Who Represents the Indigenous Perspective

Recognize there are many different perspectives within Indigenous communities. There’s no easy way to determine who is most “appropriate” to include in your story. Read more…

White Characters and the Question of Agency

The question of agency — or who has the power to act — is important, because good news stories are more than a compendium of facts. Skillful news reporters use the same storytelling techniques as fiction writers or movie directors: dramatic arc, heroes and villains, denouement. Believe it or not, race and culture also plays a role in our decisions on how to frame a story. Read more…

Storytakers

Journalists sometimes encounter frustrated, angry people who don’t want us around. After all, we often arrive on the scene during times of conflict and crisis, poking around, asking tough questions. It’s never easy to cope with the wrath of a grieving relative or someone who feels their privacy has been violated. But, we tell ourselves, it’s the nature of the beast. Read more…

Breaking News: Indians Are Funny!

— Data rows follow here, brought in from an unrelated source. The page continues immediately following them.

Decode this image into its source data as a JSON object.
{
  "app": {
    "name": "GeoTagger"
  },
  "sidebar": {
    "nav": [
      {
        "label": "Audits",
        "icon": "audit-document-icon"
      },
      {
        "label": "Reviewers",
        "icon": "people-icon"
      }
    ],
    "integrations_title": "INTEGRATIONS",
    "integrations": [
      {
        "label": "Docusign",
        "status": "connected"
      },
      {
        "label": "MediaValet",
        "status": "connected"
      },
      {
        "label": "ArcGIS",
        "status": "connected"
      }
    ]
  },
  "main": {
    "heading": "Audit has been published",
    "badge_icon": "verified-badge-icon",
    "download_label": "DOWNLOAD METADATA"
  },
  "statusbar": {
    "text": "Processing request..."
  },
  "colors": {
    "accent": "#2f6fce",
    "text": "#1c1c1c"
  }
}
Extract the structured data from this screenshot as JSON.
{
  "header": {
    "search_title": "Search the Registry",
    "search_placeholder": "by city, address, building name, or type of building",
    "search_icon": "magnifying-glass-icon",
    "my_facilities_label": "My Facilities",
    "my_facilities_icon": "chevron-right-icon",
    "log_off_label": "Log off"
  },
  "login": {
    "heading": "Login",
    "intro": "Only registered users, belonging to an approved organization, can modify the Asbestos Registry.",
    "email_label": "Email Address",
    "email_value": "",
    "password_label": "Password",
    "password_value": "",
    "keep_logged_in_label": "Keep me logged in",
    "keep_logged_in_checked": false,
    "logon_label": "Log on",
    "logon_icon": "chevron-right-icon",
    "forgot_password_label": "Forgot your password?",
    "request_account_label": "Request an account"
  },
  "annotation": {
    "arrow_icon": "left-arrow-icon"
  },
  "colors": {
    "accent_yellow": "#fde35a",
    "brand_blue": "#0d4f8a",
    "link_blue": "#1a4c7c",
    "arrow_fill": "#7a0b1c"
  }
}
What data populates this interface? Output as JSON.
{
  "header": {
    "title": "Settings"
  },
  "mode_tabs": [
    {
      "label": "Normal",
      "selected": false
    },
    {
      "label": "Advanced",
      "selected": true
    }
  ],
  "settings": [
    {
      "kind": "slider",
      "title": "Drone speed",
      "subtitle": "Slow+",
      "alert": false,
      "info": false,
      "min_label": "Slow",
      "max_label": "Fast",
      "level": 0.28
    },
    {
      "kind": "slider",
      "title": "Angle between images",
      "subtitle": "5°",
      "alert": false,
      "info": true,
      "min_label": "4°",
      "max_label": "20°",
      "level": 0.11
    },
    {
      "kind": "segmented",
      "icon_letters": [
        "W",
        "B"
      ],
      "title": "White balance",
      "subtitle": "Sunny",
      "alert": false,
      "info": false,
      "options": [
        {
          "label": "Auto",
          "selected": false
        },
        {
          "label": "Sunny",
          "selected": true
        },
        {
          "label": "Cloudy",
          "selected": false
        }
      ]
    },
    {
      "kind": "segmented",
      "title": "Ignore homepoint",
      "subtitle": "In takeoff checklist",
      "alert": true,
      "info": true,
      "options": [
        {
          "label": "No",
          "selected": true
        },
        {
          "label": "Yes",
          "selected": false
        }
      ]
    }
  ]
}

What’s so funny about Indians? Actually, humour is an intrinsic part of life in Indigenous communities. You’ll find your stories will improve if you employ humour in the field. Heck — go crazy! Maybe even include some humour in your story! Read more…